- **AVAILABLE DATA**
BEGIN
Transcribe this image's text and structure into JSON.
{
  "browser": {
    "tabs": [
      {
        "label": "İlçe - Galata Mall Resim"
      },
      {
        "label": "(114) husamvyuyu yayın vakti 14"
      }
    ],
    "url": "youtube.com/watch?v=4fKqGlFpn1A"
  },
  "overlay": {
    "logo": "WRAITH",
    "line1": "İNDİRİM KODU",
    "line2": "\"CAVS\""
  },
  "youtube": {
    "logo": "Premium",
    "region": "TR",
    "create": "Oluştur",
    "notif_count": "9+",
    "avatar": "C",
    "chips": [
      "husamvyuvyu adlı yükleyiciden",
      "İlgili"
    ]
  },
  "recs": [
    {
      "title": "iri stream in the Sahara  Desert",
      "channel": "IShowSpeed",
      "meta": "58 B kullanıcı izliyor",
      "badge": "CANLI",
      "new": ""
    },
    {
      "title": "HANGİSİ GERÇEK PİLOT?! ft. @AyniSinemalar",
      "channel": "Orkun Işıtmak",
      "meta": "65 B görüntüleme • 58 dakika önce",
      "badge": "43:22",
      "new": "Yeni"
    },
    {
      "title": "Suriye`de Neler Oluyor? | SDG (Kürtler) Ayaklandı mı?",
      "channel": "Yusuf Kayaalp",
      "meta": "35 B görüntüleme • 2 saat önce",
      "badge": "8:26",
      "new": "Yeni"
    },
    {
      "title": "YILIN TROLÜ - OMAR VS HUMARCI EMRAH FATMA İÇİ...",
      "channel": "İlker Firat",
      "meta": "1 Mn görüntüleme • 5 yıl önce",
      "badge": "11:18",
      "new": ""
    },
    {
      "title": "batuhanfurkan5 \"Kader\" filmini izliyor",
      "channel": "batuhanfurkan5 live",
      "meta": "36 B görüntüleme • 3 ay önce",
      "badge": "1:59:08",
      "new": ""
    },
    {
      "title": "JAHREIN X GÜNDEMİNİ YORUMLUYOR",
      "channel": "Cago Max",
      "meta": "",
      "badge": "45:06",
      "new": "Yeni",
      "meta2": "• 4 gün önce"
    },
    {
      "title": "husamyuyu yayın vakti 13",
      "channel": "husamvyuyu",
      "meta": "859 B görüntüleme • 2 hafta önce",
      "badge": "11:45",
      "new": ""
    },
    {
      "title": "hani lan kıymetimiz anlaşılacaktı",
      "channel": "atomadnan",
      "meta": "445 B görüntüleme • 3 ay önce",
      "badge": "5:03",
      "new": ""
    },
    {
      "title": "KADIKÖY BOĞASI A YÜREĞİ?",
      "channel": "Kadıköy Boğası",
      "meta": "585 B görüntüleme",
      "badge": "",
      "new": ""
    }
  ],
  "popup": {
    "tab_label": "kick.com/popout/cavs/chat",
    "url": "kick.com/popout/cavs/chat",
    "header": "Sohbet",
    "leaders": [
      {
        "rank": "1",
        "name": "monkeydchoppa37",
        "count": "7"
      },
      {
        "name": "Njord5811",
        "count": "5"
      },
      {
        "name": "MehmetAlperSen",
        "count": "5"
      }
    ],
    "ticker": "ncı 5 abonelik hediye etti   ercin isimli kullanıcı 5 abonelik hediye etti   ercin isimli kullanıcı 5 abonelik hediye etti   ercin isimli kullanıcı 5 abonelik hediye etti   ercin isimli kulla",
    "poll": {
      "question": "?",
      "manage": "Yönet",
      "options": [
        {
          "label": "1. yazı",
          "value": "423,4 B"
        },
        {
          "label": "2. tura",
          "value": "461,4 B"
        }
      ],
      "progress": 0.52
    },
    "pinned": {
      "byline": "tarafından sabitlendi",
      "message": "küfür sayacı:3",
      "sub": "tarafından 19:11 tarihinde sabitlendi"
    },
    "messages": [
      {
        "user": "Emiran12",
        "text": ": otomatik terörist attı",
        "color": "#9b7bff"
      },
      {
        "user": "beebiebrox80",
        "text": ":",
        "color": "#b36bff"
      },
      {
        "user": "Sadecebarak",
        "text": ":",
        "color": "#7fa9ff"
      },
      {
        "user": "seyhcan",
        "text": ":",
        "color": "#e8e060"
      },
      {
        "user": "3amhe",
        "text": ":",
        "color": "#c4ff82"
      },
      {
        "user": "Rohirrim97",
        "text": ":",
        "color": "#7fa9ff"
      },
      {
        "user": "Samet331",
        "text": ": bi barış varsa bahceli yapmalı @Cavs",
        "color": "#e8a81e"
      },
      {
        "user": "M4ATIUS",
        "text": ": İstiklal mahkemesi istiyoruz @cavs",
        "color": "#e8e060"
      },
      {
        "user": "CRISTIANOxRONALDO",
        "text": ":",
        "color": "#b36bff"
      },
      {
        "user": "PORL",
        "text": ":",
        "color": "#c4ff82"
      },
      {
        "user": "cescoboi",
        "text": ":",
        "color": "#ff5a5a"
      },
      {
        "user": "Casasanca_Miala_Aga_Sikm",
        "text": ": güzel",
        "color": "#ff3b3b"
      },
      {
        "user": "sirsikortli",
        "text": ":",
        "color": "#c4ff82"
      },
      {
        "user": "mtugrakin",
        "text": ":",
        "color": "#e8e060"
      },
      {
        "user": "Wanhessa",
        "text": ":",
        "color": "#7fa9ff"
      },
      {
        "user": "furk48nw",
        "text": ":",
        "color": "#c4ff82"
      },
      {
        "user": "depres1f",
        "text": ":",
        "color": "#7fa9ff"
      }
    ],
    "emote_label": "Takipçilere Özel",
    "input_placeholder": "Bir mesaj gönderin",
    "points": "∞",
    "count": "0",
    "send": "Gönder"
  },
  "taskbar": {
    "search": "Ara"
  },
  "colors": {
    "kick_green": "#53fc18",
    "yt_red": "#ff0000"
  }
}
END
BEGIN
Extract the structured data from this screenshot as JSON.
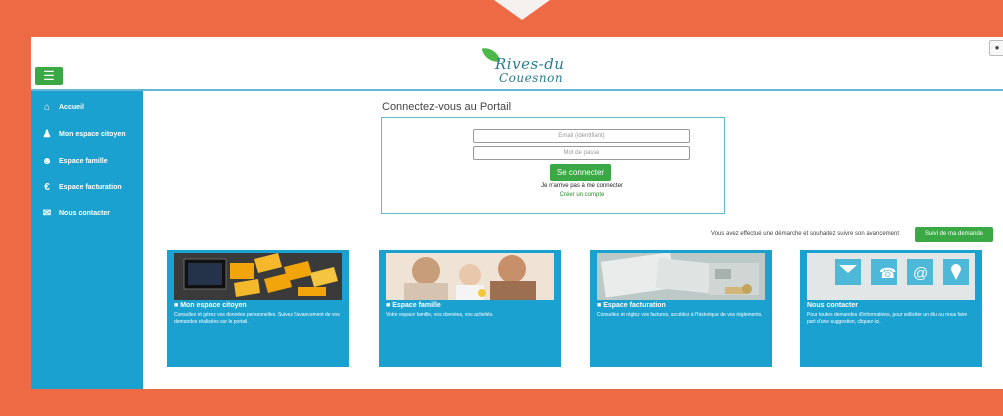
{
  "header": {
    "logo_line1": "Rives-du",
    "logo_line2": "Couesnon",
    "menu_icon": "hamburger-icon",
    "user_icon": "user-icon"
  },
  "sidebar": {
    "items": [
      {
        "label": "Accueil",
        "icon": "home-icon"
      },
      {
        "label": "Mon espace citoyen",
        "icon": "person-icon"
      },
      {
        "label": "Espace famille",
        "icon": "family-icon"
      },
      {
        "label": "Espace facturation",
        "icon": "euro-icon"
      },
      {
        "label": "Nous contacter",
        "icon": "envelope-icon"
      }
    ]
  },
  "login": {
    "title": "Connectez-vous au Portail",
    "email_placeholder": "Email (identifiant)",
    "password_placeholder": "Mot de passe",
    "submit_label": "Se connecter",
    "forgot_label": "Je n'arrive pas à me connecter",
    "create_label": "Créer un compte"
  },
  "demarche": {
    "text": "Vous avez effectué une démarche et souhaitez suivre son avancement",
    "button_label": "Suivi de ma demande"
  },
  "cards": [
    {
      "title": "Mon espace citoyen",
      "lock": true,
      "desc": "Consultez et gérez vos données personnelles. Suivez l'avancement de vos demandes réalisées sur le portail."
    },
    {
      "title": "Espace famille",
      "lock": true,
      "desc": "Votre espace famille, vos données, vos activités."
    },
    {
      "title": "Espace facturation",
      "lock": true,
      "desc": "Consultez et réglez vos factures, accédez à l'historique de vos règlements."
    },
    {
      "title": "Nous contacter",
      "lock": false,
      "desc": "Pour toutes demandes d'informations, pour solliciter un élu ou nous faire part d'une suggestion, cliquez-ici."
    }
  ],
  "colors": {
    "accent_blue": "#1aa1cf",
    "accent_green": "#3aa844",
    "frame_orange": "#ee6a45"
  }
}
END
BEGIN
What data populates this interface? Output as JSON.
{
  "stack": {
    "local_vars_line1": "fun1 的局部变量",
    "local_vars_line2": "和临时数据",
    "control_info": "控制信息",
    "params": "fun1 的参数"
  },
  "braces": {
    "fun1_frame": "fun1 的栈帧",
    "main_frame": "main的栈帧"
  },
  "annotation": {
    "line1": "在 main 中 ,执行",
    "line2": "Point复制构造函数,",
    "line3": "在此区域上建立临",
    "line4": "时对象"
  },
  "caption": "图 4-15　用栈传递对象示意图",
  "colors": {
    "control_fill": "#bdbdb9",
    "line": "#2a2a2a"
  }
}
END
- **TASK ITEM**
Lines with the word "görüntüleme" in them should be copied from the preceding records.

- **RESPONSE AREA**
      "meta": "65 B görüntüleme • 58 dakika önce",
      "meta": "35 B görüntüleme • 2 saat önce",
      "meta": "1 Mn görüntüleme • 5 yıl önce",
      "meta": "36 B görüntüleme • 3 ay önce",
      "meta": "859 B görüntüleme • 2 hafta önce",
      "meta": "445 B görüntüleme • 3 ay önce",
      "meta": "585 B görüntüleme",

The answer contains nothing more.